GRANT: About 8:00 a.m., we heard a gobble on the ridge to the north about halfway up the slope. Knowing there was a good distance between us and the tom, it seemed like a good opportunity to get around to the east side of the plot and reposition in the shade.
GRANT: It sounded like the tom had moved closer. But I wasn’t certain if he was responding to the calls or just happened to be moving that way.
GRANT: A few minutes later, he gobbled again. I assumed it’s the same turkey and this time it was much closer.
GRANT: Daniel and I were trying to decide which side of the plot the tom would appear. There was about a four-inch tree in front of me that I needed to lean back and get my gun on one side or the other.
GRANT: (Whispering) That seemed a little bit more left to me. But I can’t, I can’t tell.
GRANT: When he gobbled again, we knew he’d closed the distance and Daniel felt he was on the left side of the tree.
GRANT: For about 30 minutes, he gobbled on and off. We knew he was close, but still, we hadn’t laid eyes on him.
GRANT: (Whispering) Yeah, he’s over the hill somewhere.
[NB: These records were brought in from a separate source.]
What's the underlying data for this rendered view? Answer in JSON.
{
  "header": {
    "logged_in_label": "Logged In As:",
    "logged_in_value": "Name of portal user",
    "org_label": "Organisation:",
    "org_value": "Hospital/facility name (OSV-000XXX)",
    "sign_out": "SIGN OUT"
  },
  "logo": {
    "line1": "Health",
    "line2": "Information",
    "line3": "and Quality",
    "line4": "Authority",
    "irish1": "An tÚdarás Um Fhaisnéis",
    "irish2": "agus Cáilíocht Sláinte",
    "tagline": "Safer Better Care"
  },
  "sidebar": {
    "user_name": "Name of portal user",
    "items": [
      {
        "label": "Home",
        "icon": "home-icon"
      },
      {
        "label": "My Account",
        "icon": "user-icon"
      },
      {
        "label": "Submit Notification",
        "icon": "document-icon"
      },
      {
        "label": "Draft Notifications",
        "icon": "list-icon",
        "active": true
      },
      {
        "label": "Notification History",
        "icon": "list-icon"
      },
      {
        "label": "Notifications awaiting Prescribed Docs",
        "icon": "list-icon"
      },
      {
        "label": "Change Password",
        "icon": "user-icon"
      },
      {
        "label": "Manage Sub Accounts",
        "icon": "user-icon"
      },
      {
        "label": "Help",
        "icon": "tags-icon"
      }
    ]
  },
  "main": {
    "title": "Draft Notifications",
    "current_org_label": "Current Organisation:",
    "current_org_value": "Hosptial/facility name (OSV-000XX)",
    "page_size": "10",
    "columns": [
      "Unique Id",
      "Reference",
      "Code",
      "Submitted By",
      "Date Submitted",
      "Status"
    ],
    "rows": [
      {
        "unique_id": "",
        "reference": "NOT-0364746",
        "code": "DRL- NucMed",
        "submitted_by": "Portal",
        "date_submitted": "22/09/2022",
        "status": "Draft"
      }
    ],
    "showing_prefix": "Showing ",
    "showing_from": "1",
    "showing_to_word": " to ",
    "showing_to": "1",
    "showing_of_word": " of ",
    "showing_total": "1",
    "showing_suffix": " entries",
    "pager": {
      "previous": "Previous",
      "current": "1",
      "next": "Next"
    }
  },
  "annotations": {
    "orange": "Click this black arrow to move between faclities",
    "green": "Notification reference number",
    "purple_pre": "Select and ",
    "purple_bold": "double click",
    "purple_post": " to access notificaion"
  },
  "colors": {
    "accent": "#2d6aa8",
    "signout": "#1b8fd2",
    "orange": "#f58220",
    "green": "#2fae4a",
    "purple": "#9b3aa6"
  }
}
You see him?
DANIEL: (Whispering) There he is.
GRANT: He was in an area that was behind about a three-foot oak between us and him. Every now and then, he’d drift to one side or the other where Daniel or I could see him.
GRANT: He would kind of half strut and gobble on and off.
GRANT: I was enjoying the opening morning show and felt strongly at any moment, he’d break and come into the plot.
GRANT: He was out there about 70 or 80 yards and I’m thinking, “Goodness, a lot of time is goin’ by.” And that makes me wonder what this tom is up to.
DANIEL: (Whispering) (Inaudible)
GRANT: Finally, the tom turned and I thought, “This is it.”
GRANT: He started moving to our right. He’d go in and out of view for both Daniel and I. And then he was out of view behind a large log.
GRANT: I talked earlier about periscoping and mountain country. And here’s another good example.
GRANT: We watched this tom for 50 minutes, relatively close range, periscope and no shot.
UNKNOWN: (Whispering) You can see him right there.
GRANT: Even though we didn’t bring back fresh turkey for lunch, it was still a great and exciting hunt. I learned a bit more and I’m ready to go out again soon.
GRANT: Probably let that tom rest for a day or two. But you can bet one of us will be back on the 50 Acre Ridge before season is over.
GRANT: If you enjoy the tips and techniques we share at GrowingDeer, please subscribe to the GrowingDeer newsletter.
GRANT: A longtime friend and one of the producers of GrowingDeer, Blake, lives in Wisconsin and he was sending me pictures of snow while we were out turkey hunting. And here, the redbuds and even some dogwoods are in bloom.
GRANT: No matter where you are, get outside and enjoy Creation. But, most importantly, take time every day to slow down and listen to what the Creator is saying to you.
GRANT: Thanks for watching GrowingDeer.